'We have no water at all at home; why should We pay our bills'
The government has warned of the real possibility of an escalation of water shortages throughout Java, including the capital, in the coming months due to the severe and prolonged dry season this year. It has been reported that some areas in West Jakarta and North Jakarta are currently facing a water crisis. Water supplies from the Jatiluhur dam in West Java to the city- owned tap water company have declined to 60 percent of the normal level. The Jakarta Post asked several people about the impending crisis.
Wirdah, 27, is a housewife who resides in Srengseng, West Jakarta with her husband and son:
It has been more than a week since I ran out of tap water!
Worse, my artesian well dried up long before the water supply was apparently cut by the city-owned tap water company.
It is really terrible. This has been the worst water problem since I have lived in this area. There is no water at all at our home.
What is really bad is the insulting gossip by the people in our unfriendly neighborhood, because I always have to beg for a bucket of water from them each day.
We had to leave our home and go to my parents' house, which still has water. We have been living with them for almost a week. At least, I can take a bath and drink water here.
I am just so upset by the disrupted water supply, which just gets worse every year. Why should I even pay my bill?
Agus, 35, is a tailor in Bogor. He lives there with his wife and three children:
I think the water shortage this year is the worst I have ever experienced. Everyone in my kampung has the same problem. It's a very sad state of affairs for us and our country.
I have to beg almost every day for clean water from other neighbors who still have water. Some of their wells are more than 15 meters deep so they still have water.
I don't have enough money to pay for a deeper well, so I have to cope with the consequences.
My children's need for water is my priority, particularly for bathing and drinking. For myself it's no problem to bathe or wash clothes in the nearby river, despite the dirty water.
I have no choice, but I'm not alone. I don't have any idea what we will do if this drought goes on much longer.
Bagas, 29, is a kindergarten teacher at a private school in Salemba, Central Jakarta. He lives on Jl. Percetakan Negara, Central Jakarta with his sisters:
Thank God, I don't have serious problems dealing with tap water supply at home.
Water continues to flow from our well still. Normally, in the morning, the water supply is not flowing very well.
I am pretty sure the rest of my neighborhood is also fine. As far as I know, there are no major problems with the water supply.
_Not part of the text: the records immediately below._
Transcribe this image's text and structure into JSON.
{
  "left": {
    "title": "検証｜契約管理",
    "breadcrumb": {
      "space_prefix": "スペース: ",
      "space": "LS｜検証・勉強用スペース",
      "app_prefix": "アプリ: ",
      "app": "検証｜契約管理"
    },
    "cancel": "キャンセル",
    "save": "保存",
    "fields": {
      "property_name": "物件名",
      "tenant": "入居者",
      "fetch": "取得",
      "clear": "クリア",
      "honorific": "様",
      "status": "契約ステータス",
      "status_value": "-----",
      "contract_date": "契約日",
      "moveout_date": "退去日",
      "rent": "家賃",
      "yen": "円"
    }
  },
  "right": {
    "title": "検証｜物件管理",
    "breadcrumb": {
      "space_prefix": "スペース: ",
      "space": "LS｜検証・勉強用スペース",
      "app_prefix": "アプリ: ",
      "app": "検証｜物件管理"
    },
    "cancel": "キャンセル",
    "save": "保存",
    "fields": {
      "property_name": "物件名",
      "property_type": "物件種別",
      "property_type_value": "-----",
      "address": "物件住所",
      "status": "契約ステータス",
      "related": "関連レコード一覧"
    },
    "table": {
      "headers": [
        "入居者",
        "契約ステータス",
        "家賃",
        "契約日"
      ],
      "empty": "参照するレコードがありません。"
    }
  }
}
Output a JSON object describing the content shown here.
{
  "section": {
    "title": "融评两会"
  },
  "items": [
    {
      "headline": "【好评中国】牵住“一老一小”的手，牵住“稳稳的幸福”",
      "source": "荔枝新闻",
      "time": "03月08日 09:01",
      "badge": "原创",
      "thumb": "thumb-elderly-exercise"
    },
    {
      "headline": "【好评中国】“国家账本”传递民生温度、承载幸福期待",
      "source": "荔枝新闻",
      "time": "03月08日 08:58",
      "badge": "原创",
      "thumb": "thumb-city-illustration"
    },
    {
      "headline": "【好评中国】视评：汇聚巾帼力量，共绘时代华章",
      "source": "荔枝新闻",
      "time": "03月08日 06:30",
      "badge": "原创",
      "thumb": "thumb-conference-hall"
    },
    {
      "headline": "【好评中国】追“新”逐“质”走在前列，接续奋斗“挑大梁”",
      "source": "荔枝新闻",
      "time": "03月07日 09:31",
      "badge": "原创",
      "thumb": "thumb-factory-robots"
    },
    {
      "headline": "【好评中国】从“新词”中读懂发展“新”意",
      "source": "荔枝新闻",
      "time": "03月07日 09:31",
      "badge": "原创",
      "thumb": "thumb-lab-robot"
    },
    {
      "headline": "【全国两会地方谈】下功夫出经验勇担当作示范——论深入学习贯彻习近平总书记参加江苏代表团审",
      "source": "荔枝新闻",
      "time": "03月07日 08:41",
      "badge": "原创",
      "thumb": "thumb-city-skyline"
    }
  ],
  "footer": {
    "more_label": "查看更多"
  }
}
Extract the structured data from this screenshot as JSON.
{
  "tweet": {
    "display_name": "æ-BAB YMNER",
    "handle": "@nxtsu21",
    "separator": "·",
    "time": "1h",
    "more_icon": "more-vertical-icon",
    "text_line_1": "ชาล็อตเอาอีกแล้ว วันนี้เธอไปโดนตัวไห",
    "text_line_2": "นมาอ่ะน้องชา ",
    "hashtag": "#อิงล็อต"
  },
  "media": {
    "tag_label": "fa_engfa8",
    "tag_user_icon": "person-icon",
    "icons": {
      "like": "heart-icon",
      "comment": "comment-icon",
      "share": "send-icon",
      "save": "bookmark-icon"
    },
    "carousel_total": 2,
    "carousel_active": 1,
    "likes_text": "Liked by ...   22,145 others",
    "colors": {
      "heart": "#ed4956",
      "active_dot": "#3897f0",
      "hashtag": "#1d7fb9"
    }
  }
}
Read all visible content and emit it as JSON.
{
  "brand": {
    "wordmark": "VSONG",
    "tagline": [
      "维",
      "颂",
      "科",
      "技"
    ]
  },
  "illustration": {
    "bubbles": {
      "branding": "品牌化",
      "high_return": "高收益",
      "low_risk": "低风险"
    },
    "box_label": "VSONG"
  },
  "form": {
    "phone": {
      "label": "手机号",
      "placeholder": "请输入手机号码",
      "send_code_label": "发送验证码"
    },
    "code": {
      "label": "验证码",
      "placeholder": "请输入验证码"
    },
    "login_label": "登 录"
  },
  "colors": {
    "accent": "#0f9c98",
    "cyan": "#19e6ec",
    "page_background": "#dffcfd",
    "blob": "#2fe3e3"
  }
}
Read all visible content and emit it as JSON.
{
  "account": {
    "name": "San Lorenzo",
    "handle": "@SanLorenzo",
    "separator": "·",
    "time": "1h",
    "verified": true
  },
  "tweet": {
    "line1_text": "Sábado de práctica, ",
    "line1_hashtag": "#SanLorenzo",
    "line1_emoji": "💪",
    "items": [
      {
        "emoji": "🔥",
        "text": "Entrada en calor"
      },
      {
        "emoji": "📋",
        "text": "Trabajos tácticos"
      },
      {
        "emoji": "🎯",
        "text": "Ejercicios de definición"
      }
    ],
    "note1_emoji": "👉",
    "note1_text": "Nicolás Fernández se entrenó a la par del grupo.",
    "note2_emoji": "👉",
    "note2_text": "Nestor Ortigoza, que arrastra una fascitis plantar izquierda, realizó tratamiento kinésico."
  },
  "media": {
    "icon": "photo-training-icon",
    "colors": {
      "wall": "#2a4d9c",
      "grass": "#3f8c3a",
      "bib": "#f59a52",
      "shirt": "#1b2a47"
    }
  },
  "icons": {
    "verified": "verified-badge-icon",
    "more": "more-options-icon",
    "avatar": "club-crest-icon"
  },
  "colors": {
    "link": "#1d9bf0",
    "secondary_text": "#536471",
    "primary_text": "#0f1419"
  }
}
Upon observing the situation here, I don't worry too much about the water shortage, despite the fact that some places in the city and nationwide have big problems as a result of the longer dry season.
Leo Wahyudi S